“Nestora Salgado reminds me of Rosa Parks,” said Padilla, “who was arrested and fined for violating a city ordinance, but whose act of defiance began a movement.” She thanked those present for their support and noted that they represented a sample of the wide endorsements that Nestora’s fight has received. Among those present were: Herbie Martin, Washington State Labor Council AFL-CIO and A. Philip Randolph Institute; Coalition of Black Trade Unionists, Jimmy Haun, Political Director, Pacific Northwest Regional Council of Carpenters; Patricia Coley, International Brotherhood of Electrical Workers, Local 46; James Williams, Seattle Martin Luther King, Jr. Celebration Committee; Stephen Durham, Committee for Revolutionary International Regroupment (CRIR) and Campaign to Free Nestora Salgado, New York City; Alejandra Gonza, international human rights attorney; Steve Hoffman, Washington Federation of State Employees, Local 304; and Fred Hyde, Freedom Socialist Party (FSP). Padilla thanked the FSP for being “one of the first groups to initiate this campaign because of its longtime involvement in immigration and indigenous struggles.”
Ann Rogers, a Chippewa elder of Seattle Radical Women, observed: “Standing up for basic human rights protection of communal land and the equality of women should not land a person in a federal prison.

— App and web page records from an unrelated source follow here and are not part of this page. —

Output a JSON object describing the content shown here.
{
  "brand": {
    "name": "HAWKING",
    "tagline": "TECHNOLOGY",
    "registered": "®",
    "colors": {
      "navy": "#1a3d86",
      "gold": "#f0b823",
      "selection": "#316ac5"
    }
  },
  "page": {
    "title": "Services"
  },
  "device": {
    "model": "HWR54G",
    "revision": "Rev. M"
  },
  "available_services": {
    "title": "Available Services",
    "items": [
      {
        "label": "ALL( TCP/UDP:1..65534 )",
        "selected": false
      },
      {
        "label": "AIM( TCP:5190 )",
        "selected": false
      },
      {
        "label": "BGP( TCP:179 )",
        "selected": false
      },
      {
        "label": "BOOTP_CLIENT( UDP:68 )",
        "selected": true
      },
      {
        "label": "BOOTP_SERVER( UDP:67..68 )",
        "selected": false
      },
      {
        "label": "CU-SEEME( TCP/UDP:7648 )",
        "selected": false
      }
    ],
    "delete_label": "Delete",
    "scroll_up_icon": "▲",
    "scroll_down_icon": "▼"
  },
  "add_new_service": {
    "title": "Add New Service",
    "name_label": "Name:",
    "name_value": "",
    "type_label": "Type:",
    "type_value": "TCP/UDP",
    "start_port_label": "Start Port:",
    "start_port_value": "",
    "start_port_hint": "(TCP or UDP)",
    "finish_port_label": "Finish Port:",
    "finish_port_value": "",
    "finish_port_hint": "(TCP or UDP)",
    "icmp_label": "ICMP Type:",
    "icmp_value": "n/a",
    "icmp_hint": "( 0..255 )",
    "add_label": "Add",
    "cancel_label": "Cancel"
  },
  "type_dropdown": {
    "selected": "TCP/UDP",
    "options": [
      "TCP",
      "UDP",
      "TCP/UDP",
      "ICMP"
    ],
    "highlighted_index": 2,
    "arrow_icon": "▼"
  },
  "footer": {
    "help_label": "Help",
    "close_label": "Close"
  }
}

There is something very wrong with a government that allows this to happen.”
A statement by El Centro de la Raza concluded that “We need to increase awareness of Nestora Salgado’s case and send a clear message that we stand in solidarity with the community of Olinalá, Guerrero. Their leaders are unjustly detained for seeking a dignified, humane existence safe from crime and violence.”
The Freedom for Nestora Committee (Freenestora.org) urged supporters to write letters to Washington Senators Maria Cantwell and Patty Murray and to U.S. Secretary of State John Kerry urging them to intervene on Nestora’s behalf. They also announced that if Salgado is not free by August 21 — one year since her imprisonment, an International Day of Action is being planned by her supporters in a number of countries.
The Seattle Committee meets on the first and third Saturdays of each month, at noon, at 5018 Rainier Ave. S, Seattle, WA 98118. For more information or to make a donation visit www.FreeNestora.org, email FreeNestora.Seattle@gmail.com or call 206-953-5601.